129. The Circulatory System Before and After Birth

  1. The fetal blood reaches the placenta via the umbilical arteries, which are branches of the caudal aortic system. Well-oxygenated blood from the placenta is returned by the umbilical veins, about one-half passing through the liver sinusoids, and the rest bypassing the liver via the ductus venosus into the inferior vena cava system. The blood flow is regulated by a muscular sphincter in the ductus venosus, close to the umbilical veins. The blood then passes to the right atrium. Since the inferior vena cava also receives deoxygenated blood from the lower portion of the body, the blood entering the right atrium is not as well oxygenated as that in the umbilical veins
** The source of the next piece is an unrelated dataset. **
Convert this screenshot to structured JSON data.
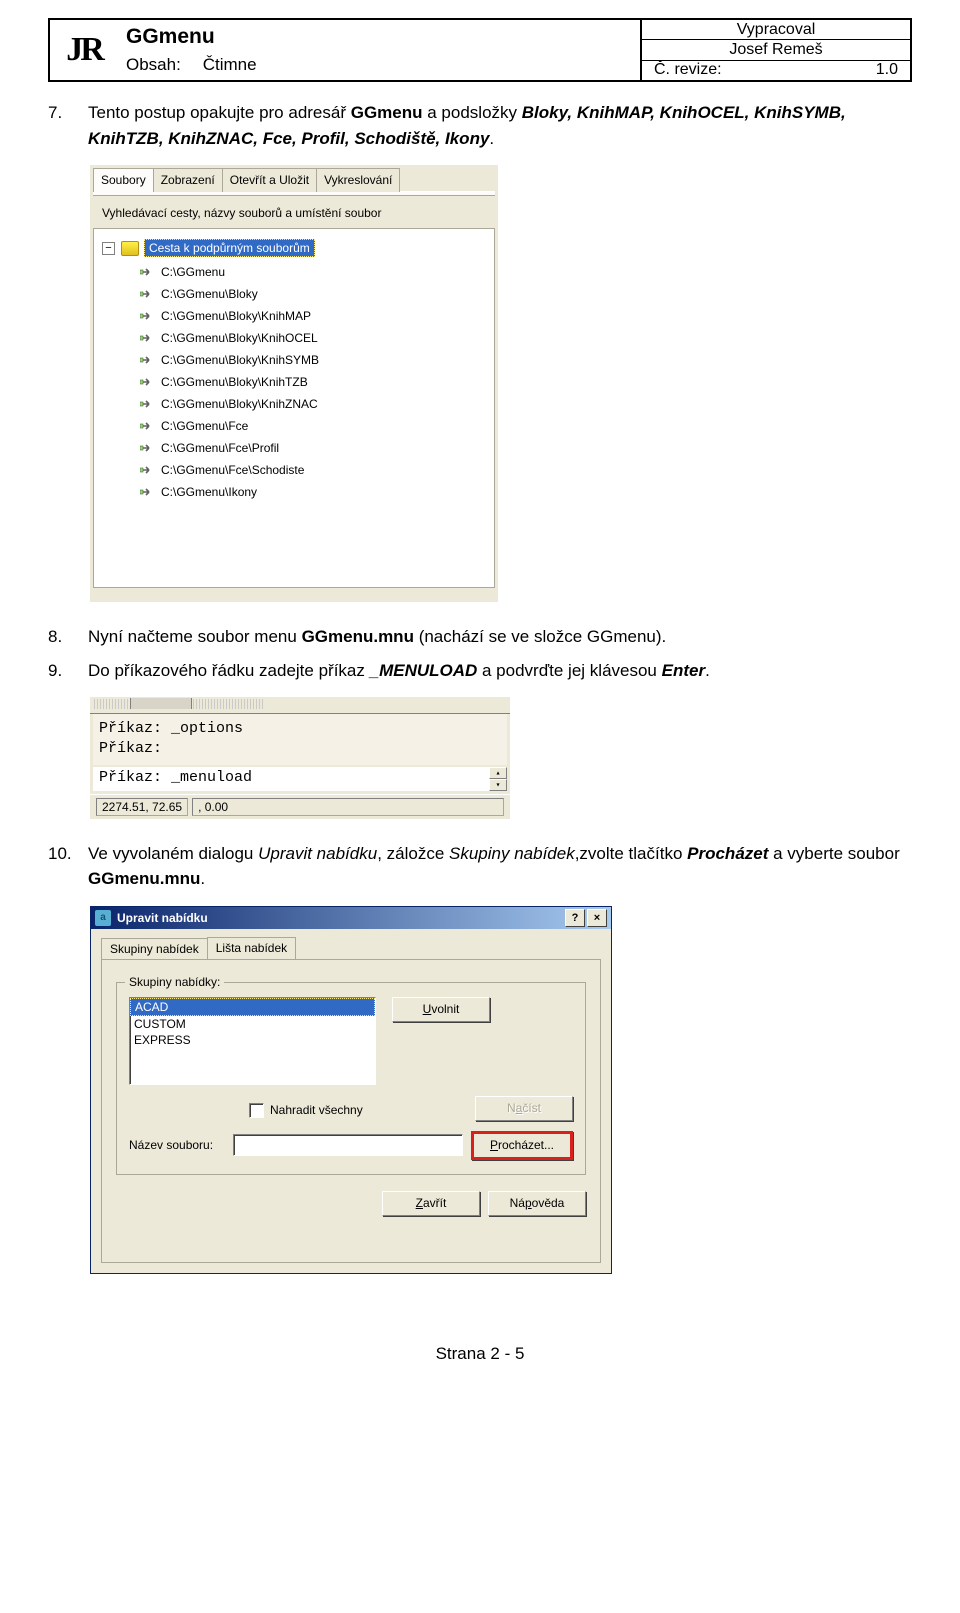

  2. The minor circulation (circulation through the lungs): although existing anatomically, the minor circulation is almost completely short-circuited by 2 major mechanisms
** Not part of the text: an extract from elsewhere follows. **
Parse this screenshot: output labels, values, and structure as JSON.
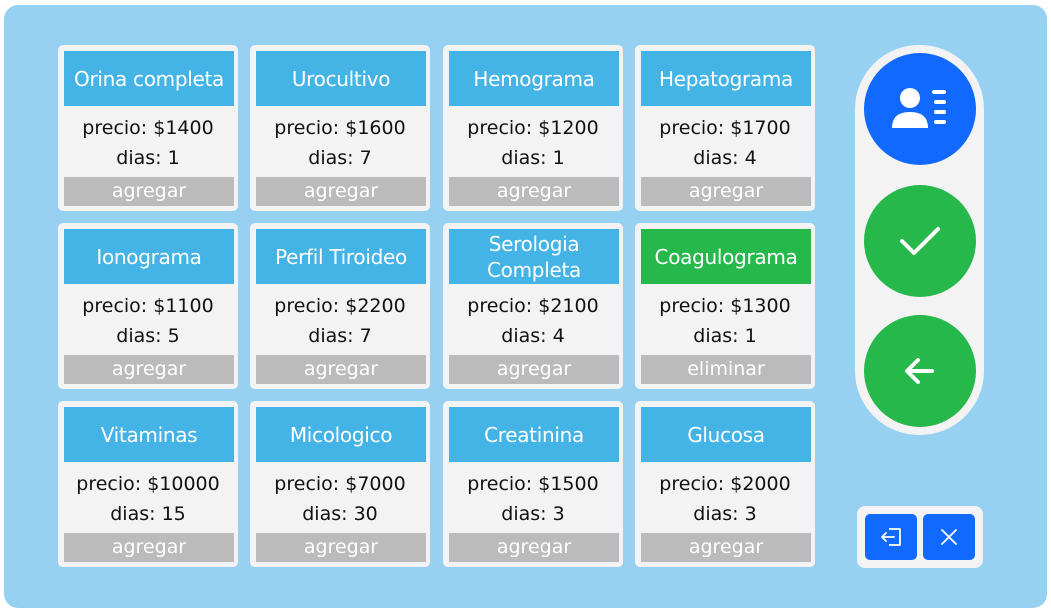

    1. THE BLOOD FROM THE INFERIOR VENA CAVA is directed largely by the lower border of the septum secundum, through the foramen ovale, which directs blood from the right to the left side of the heart. Here it mixes with small amounts of deoxygenated blood returning from the lungs via the pulmonary veins
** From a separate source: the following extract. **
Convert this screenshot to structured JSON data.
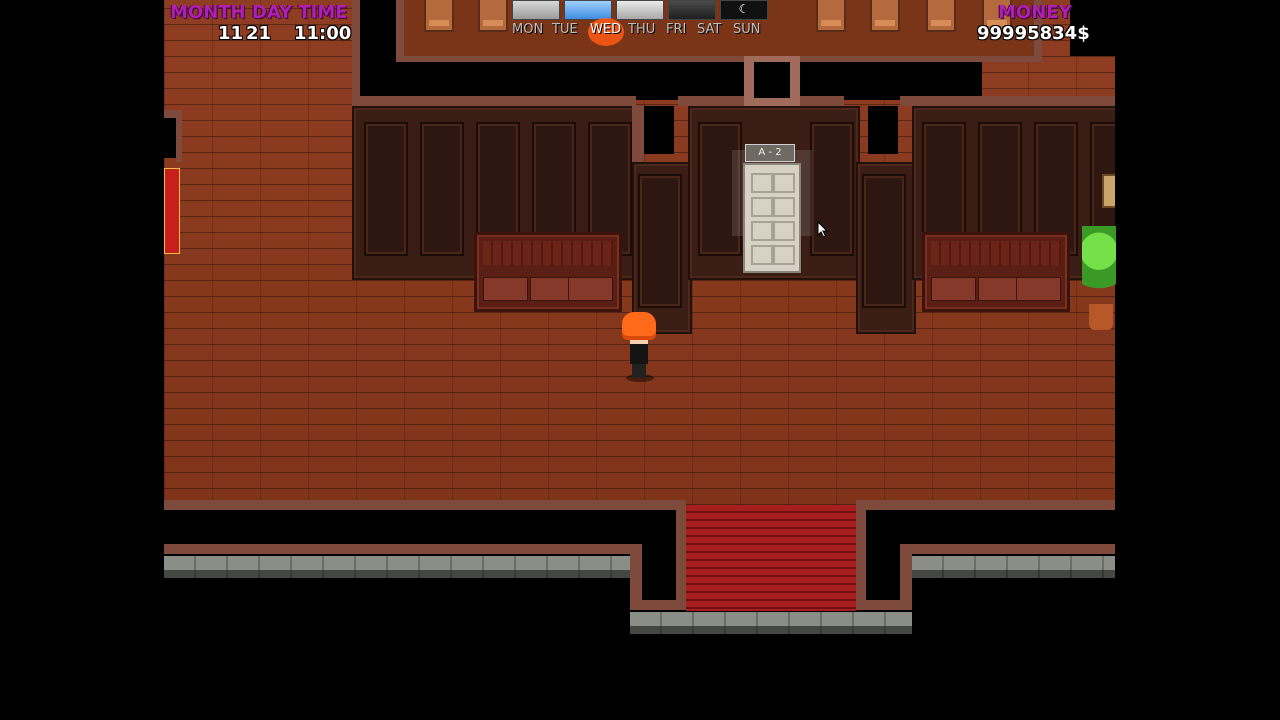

      1. From the left atrium, blood goes to the left ventricle and out of the heart via the aorta to vessels of the head and neck, upper limbs, and the rest of the body. The former receive richer, well-oxygenated blood
      2. Some oxygenated blood from the inferior vena cava stays in the right atrium, mixes with deoxygenated blood from the superior vena cava and coronary sinus, and passes to the right ventricl Blood leaves via the pulmonary trunk and passes through the ductus arteriosus, which diverts it from the pulmonary to the aortic system
        1. Little goes to the lungs (?10%) due to pulmonary vascular resistance
        2. The mixed blood in the descending aorta (58% saturated with oxygen) passes to the umbilical arteries and is returned to the placenta for reoxygenation
    2. THE FETUS cannot use its pulmonary system since it lives in a liquid environment. The lungs, nevertheless, have been ready and prepared to fulfill their role from month 6 of pregnancy. It becomes effectively functional only when the fetus is born
  3. Circulation at birth: placental circulation is interrupted. The abrupt drop in intrathoracic pressure brought about by the first respiration (aeration of the lungs) helps contribute to the initial pulmonary circulation
    1. BLOOD PRESSURE decreases in the pulmonary artery even though its flow is increased since it supplies a capillary network considerably enlarged by expansion of the pulmonary parenchyma
      1. As a result, blood flow decreases (even reverses momentarily) in the ductus arteriosus; its walls contract, and in a few days, it closes off completely
        1. Closure appears to be mediated by bradykinin, released from the lungs during their initial inflation. Its action depends on the high oxygen content of the aortic blood resulting from ventilation of the lungs at birth
      2. Similarly, influx of pulmonary blood into the left atrium causes the septum primum to be pressed against the septum secundum, and the foramen ovale is closed
      3. The umbilical arteries also constrict at birth and prevent blood loss
    2. THE CIRCULATORY SYSTEM at this time-resembles its adult form, with separation of the minor and major circulations. Nevertheless, occlusion of the 2 circuits is still, for some time, only physiologic (functional)
    3. THE CIRCULATORY SYSTEM becomes fully anatomic after several weeks due to the proliferation of endothelial and fibrous tissue
      1. Fibrous degeneration of the ductus arteriosus forms the ligamentum arteriosum, between the left pulmonary artery and the concave inferior surface of the aortic arch
      2. Complete fusion of the septum primum to the septum secundum forms a definitive interatrial septum. Traces of the former passage, the foramen ovale, are seen as a depression, the fossa ovalis, in the right interatrial wall

the circulatory system  before and after birth: image #1